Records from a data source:
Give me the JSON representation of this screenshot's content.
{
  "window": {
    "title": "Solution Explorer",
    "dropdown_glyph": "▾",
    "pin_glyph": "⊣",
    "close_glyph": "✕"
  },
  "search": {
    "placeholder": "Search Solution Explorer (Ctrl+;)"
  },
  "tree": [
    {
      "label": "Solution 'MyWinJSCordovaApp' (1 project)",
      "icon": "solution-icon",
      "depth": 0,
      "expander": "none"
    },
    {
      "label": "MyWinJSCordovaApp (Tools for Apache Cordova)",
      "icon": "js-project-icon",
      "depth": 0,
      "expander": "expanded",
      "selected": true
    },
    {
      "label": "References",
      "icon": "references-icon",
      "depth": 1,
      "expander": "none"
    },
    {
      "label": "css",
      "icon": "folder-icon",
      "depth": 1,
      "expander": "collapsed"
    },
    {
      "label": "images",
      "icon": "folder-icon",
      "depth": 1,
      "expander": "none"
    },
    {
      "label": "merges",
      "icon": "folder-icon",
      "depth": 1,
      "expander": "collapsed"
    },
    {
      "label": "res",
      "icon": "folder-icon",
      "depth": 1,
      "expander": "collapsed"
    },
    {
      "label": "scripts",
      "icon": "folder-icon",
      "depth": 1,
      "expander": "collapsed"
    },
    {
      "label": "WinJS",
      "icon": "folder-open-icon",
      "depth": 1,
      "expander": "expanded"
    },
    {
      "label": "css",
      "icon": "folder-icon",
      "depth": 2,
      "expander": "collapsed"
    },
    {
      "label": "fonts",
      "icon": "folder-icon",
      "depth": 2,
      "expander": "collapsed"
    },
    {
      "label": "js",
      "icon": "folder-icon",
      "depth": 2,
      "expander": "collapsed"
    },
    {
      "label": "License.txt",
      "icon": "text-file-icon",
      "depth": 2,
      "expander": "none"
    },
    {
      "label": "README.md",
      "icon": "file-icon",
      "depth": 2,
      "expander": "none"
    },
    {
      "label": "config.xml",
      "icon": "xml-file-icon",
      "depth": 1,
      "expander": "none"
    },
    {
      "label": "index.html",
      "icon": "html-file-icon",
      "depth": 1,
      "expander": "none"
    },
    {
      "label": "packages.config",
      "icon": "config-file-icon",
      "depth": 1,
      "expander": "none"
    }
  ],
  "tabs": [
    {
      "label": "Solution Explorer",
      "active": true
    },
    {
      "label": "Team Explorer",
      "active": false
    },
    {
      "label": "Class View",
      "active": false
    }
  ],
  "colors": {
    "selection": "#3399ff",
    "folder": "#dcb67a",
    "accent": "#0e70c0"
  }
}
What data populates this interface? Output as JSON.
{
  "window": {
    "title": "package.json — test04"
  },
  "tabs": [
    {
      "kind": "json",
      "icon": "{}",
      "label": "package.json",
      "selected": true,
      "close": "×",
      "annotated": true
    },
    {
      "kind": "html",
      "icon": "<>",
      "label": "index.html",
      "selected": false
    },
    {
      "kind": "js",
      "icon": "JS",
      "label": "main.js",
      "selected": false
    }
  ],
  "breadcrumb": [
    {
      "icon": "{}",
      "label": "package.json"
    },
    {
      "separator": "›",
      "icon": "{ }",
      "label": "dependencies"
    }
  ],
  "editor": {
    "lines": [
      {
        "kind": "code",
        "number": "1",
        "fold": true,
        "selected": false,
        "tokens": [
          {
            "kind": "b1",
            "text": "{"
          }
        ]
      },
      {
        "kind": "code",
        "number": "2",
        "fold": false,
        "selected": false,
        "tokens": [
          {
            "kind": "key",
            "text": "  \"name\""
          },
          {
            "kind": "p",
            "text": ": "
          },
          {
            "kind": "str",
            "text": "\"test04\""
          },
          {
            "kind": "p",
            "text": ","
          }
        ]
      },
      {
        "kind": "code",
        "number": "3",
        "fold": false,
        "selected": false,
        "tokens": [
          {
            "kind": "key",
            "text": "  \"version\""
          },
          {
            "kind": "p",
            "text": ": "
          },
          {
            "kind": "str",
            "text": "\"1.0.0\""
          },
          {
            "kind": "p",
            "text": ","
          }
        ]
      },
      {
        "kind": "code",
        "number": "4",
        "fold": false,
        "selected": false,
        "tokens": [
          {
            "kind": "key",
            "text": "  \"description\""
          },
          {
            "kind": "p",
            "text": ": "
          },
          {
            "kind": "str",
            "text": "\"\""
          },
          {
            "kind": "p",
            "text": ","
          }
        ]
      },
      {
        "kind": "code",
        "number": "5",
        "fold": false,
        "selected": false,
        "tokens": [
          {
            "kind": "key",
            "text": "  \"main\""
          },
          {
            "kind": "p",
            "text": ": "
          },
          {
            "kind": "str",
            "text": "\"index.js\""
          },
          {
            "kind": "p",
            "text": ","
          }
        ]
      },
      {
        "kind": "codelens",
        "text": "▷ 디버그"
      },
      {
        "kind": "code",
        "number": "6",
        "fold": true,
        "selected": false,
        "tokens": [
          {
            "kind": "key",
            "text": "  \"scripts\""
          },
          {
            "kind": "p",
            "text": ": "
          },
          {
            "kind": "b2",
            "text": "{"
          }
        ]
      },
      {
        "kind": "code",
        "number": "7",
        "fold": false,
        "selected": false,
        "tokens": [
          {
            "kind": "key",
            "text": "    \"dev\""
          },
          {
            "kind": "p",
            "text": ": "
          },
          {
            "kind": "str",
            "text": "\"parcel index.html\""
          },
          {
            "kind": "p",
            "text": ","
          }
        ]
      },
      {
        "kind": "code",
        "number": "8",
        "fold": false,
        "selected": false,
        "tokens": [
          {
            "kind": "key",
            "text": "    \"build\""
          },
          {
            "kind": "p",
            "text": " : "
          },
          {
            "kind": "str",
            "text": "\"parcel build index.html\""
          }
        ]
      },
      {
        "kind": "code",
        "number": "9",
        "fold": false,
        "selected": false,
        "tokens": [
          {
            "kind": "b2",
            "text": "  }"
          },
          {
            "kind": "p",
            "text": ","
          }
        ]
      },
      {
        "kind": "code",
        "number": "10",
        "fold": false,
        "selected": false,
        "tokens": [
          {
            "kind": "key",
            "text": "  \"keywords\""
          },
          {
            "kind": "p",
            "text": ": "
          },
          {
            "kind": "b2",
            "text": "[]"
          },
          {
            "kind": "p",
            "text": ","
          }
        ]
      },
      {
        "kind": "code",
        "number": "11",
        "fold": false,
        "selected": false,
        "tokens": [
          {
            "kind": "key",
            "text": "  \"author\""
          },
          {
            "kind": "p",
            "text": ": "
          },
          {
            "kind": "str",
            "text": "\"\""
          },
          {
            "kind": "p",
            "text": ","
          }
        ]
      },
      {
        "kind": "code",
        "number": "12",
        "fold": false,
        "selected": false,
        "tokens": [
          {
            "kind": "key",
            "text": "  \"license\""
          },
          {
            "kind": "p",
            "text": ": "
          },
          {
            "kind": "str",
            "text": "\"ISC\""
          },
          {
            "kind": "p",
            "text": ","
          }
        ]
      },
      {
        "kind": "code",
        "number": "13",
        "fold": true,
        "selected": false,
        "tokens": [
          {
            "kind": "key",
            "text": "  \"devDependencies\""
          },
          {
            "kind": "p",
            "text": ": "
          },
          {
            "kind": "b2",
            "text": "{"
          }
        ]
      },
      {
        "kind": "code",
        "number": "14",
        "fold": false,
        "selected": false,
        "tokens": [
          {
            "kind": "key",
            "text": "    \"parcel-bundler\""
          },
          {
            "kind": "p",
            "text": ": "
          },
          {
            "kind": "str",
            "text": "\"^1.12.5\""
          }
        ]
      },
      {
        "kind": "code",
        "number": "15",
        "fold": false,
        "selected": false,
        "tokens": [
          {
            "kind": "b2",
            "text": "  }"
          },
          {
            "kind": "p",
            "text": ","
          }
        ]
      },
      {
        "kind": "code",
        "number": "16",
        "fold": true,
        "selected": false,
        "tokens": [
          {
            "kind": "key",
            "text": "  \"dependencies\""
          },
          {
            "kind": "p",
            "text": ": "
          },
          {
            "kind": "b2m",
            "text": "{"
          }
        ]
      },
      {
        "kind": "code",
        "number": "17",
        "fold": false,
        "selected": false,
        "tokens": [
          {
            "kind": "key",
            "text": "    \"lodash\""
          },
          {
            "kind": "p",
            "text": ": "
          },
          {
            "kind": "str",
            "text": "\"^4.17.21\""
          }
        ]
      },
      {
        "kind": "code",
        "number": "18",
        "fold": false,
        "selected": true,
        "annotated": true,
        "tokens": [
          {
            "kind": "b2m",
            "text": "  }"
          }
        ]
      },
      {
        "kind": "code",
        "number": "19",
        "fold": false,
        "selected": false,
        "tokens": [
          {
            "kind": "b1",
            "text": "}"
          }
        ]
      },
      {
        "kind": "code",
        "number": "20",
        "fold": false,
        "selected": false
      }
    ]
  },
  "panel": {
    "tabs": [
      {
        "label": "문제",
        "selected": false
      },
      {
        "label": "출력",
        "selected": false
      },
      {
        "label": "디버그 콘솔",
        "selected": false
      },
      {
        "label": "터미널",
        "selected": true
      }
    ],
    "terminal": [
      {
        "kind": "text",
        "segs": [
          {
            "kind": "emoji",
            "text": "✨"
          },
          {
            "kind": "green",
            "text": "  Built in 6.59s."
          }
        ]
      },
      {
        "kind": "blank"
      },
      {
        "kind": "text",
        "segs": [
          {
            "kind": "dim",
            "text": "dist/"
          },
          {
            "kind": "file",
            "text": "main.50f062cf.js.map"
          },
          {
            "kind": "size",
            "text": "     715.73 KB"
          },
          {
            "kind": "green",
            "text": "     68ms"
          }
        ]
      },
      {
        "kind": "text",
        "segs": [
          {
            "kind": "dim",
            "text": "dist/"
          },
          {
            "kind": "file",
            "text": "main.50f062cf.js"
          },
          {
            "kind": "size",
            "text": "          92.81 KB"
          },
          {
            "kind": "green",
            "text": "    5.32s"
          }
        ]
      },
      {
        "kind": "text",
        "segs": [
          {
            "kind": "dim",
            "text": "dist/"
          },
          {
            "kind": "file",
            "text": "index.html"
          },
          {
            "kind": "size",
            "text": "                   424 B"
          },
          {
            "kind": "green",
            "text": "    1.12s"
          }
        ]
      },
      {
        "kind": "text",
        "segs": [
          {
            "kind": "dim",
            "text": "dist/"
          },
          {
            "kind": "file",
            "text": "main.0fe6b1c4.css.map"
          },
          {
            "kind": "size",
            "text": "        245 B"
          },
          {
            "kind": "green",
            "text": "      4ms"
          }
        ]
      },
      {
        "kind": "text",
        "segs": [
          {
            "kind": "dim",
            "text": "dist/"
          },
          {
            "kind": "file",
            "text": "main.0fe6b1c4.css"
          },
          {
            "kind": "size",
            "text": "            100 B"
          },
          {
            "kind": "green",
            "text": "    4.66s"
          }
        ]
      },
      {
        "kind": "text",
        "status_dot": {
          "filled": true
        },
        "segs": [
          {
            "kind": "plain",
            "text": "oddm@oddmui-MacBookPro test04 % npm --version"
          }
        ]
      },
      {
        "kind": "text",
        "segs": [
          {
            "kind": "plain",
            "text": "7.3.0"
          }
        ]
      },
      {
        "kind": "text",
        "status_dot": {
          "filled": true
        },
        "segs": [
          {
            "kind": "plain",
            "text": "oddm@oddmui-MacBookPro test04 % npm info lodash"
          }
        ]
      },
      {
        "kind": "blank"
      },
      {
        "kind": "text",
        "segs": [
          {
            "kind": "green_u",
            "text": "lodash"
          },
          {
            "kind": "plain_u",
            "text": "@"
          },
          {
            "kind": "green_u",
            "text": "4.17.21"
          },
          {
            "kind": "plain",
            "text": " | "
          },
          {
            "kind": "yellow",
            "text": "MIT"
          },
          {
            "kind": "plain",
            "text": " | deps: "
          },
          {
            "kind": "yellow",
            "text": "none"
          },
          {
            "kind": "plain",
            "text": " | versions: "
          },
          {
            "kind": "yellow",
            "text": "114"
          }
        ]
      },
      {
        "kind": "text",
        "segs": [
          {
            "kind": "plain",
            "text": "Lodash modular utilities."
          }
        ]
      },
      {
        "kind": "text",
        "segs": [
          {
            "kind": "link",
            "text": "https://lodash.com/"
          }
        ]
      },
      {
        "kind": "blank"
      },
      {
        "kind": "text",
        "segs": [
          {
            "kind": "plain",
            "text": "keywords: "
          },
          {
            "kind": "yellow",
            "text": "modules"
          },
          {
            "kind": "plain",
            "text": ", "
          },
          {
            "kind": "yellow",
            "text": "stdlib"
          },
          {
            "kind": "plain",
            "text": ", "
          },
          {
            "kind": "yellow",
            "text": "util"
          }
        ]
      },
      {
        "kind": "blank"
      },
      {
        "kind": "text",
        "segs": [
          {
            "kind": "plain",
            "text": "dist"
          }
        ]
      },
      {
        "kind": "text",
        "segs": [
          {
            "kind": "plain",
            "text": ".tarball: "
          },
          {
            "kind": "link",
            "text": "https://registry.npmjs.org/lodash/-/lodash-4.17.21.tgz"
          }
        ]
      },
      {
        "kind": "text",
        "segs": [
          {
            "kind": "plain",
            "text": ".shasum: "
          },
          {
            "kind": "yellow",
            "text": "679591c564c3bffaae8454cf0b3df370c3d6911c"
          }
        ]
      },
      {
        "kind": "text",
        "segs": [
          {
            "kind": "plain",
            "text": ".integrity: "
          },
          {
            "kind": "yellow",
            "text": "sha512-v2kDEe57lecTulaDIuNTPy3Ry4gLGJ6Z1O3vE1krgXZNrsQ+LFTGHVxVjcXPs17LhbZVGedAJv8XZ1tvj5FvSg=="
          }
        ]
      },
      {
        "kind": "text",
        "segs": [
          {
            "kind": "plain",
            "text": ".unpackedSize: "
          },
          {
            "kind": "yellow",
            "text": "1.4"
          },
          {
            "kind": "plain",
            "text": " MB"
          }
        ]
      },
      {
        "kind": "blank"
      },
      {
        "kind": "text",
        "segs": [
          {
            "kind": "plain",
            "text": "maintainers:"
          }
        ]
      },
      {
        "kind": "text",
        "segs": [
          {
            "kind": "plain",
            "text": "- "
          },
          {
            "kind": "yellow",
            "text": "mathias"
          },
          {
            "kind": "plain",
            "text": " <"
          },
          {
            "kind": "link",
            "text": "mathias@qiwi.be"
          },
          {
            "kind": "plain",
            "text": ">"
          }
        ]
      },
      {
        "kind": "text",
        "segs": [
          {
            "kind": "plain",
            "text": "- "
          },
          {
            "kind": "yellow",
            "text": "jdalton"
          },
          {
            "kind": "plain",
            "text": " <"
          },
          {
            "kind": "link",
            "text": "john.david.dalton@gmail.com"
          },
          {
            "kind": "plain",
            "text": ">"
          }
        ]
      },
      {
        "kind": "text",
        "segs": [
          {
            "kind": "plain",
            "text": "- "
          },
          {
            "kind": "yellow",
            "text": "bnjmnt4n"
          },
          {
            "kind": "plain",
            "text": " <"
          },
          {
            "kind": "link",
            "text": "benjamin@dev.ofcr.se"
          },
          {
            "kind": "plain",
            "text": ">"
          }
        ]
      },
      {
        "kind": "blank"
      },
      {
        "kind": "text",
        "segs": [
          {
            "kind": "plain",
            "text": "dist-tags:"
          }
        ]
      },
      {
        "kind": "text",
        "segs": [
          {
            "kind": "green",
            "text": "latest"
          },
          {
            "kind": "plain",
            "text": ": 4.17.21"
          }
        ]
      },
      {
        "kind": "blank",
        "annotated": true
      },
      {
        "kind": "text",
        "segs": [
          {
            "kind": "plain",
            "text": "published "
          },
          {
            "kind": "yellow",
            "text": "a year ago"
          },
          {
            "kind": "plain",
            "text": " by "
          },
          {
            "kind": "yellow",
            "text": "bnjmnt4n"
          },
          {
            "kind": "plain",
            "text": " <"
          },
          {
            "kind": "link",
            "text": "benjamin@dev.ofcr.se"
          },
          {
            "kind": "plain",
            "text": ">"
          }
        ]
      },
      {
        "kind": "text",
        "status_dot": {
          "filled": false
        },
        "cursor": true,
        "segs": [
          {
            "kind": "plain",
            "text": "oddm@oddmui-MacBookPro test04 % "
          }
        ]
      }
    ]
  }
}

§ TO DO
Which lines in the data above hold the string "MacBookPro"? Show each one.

§ WRITTEN RESPONSE
            "text": "oddm@oddmui-MacBookPro test04 % npm --version"
            "text": "oddm@oddmui-MacBookPro test04 % npm info lodash"
            "text": "oddm@oddmui-MacBookPro test04 % "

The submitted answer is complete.